White House officials soon walked back those comments, stressing the administration’s Taiwan policy had “not changed”.

“We will uphold our commitment under the act, we will continue to support Taiwan’s self-defence, and we will continue to oppose any unilateral changes to the status quo,” the White House stated at the time. 

The U.S. has maintained its policy of “strategic ambiguity” regarding Taiwan ever since 1979, when it dropped recognition of the ROC in favor of the communist People’s Republic of China (PRC). Washington adheres to a “One China Policy” that — like the United Nations — does not recognize the ROC as a sovereign state, but also does not take a position on whether the island belongs to the PRC. 

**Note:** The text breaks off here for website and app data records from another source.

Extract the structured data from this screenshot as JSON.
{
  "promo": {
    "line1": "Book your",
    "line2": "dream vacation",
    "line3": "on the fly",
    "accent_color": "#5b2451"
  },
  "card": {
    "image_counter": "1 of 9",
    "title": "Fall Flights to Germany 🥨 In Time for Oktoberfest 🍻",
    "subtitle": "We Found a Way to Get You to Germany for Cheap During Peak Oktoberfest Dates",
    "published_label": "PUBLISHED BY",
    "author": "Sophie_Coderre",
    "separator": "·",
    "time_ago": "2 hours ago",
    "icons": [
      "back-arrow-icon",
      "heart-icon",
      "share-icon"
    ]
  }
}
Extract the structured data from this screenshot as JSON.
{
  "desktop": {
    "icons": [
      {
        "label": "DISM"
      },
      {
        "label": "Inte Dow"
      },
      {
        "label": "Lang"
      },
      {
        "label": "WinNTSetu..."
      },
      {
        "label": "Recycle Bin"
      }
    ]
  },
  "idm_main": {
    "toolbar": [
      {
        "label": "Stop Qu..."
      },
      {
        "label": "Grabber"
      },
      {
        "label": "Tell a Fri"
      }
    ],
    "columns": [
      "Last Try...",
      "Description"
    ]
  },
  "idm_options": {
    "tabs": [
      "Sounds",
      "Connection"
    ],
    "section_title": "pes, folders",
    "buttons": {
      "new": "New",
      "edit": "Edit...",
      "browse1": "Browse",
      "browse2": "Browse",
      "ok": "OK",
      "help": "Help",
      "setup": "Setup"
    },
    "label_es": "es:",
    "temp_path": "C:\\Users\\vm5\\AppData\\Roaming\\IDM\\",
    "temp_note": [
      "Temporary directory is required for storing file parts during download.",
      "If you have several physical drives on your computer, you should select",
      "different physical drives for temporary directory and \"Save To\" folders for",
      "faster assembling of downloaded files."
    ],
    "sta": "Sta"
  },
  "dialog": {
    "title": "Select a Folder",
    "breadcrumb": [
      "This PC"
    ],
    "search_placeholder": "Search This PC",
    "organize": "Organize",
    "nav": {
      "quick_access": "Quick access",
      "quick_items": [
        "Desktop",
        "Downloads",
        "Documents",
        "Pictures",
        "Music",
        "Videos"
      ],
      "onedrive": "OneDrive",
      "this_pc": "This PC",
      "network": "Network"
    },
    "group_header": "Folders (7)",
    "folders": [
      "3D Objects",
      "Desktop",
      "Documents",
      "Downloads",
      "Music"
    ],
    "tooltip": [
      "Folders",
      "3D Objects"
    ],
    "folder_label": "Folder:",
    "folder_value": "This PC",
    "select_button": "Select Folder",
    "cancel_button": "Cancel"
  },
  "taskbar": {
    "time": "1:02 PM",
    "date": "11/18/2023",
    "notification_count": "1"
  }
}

Beijing sees Taiwan and its surrounding islands as a part of its own territory, and vows to “retake” the island with military force if necessary. In recent months, the Chinese People’s Liberation Army (PLA) has stepped up aerial drills in the ROC air defense identification zone, flying more than 150 aircraft close to Taiwan’s waters in early October.